So you're looking for information on Monopod heads. You don't know specifically which is the best monopod for your situation. First of all, let's get one thing straight. Monopod and tripod heads are essentially the same in at least one way. They support your camera and lens and both give you flexibility in changing the angle between the camera and the monopod or tripod legs.
Some are more suitable for monopods and some are better for use with tripods, but it's not a big enough difference for most photographers that they're going to go out and get 2 monopod heads, one for their tripod and one for their monopod. Tilt-only heads are better suited to monopods, but we'll get to that more in a minute.
Let's dive in. There are 5 types of heads for your monopod, each with different advantages and disadvantages. This post will help you figure out which is the best type of monopod head for your situation.
The question often comes up, do you really need a ball head for your monopod. Ball heads are by far the most popular and most widely used type of head for monopods when shooting still photos. Fluid heads are more popular for shooting video.
A ball head is made up of a ball and socket that allow rotation in all directions. Generally smaller and lighter than tilt heads, they use small knobs to tighten the left-right turning and rotational camera movements.
I linked to a video below showing the camera movements you gain by adding a ball head to your monopod or tripod. This video was made in 2007 so it's severely outdated, but worth watching. The gentleman in the video was endorsing, at that time, a very well made high-end monopod great for the serious amateur or professional photographer.
There is a huge range of ball heads ranging from the one featured in the video for a few hundred dollars to the cheap mini ball heads for point and shoot cameras for less than $20.
I really like using a small ball head on my monopod because it keeps the whole set-up very light in weight. I also like using a small ball head on my Rocketfish carbon fiber tripod when doing travel photography, again because of the weight and size advantages of packing and carrying.
For use on my larger Bogen-Manfrotto tripod, I wouldn't want to be without my Manfrotto 222 Action ball Head, sold in the US as the Bogen 3265.
The pistol grip ball head is just a variation of the traditional ball head. It gives you a large handle to grab instead of the small knob of a traditional ball head. This head makes no sense at all to use with your monopod.
This Opteka pistol grip has a side handle that simply squeezes to loosen the camera position and tightens upon your release after you've made your adjustment.
I always used a pistol grip ball head when shooting with my tripod, without exception for over 20 years. It is the fastest mechanism to make minor adjustments when shooting. I prefer the upright grip, which is centered underneath of my camera. This makes it quite easy to pick up and move my tripod by using only one hand.
Get reviews and more information on ball heads for monopods and tripods here:
Tilt and pan heads are never used on tradition monopods. I have seen some photographers use pan/tilt heads for monopods when they have the feet attached, primarily while shooting videos.

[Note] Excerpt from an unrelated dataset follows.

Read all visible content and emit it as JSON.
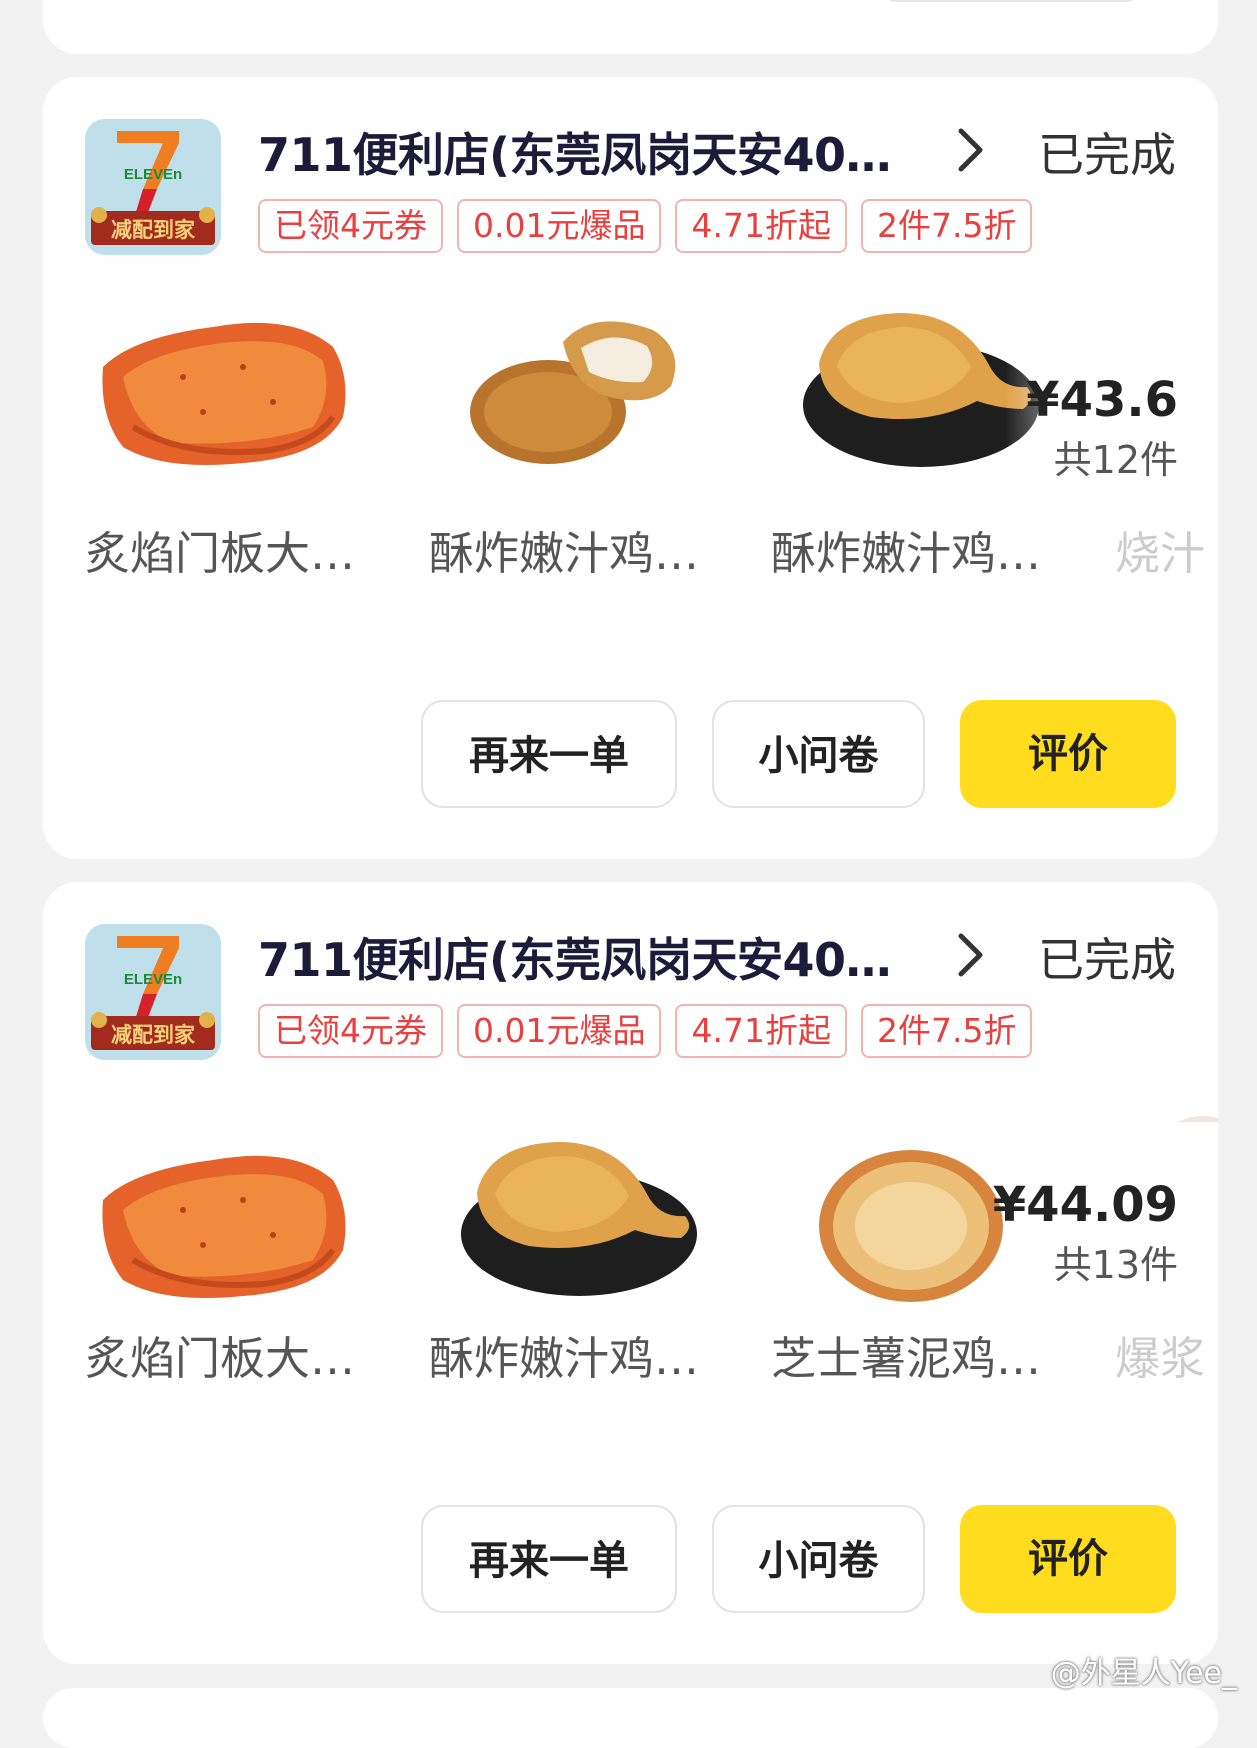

The disadvantage is that you have to the adjustments of left-right, forward-back and clockwise-counter-clockwise separately.
In photography school most of the heads we used had screw driver handles both for rotating, panning and tilting our cameras.
They are more appropriate to use when your camera and subject are going to remain stationary while shooting your video or photography. The Manfrotto swivel and tilt head on the left is very stable for the heavier loads associated with bigger cameras and lenses.
Fluid heads with one long handle are popular for video photographers. They make it easier to make small gradual movements of your video camera. They are the single most popular head for shooting video with your monopod or tripod.
Tilting heads make the most sense if you are looking for a head specifically for your monopod. I have a confession to make. I've never used a tilt-only head. I used fluid pan and tilt heads for about 30 years with a variety of tripods. This was usually when I was shooting still life photos or photographing nature and landscapes.
This video does a real good job of explaining why discriminating photographers like you would rather use a tilt-only head on their monopod. Some photographers disagree and this debate on ball head vs. tilt head has stirred up a few spirited discussions in some of the forums on the internet.
The problem arises when you go to pan to either side with a tilting head. The camera immediately becomes un-level unless you are shooting perfectly horizontal. A ball head gives you the ability to make the camera level while panning.
I call this accessory the Double Bubble Camera Level. Say that as fast as you can 10 times.
This is a great accessory for a monopod or tripod when you want to make sure your camera is level.
It's a must for architectural photographers to get level photographs as well a when you are shooting panoramic photos.
It could also be useful if you’re shooting with a horizon in your photo such as with beach photography and landscapes. That saves you from spending extra time retouching your photos and having to adjust the horizon when cropping and tilting your image afterwards.
I've been a shooting pro photographer for over 30 years and I still get a kick out of surprises in the world of photography. I get new ideas for photos to take as well as how a new piece of photography gear or an accessory will make my job easier.
I know, for many of you this may seem to be no big deal, but I am frequently inspired when I come across a new photography niche or new piece of specialized equipment.
Whether it's a new manufacturer of monopod heads, an accessory to mount your iPhone on a tripod or monopod or even a new digital camera that has a new record for the number of megapixels squeezed onto a sensor, the only constant is change. Happy Shooting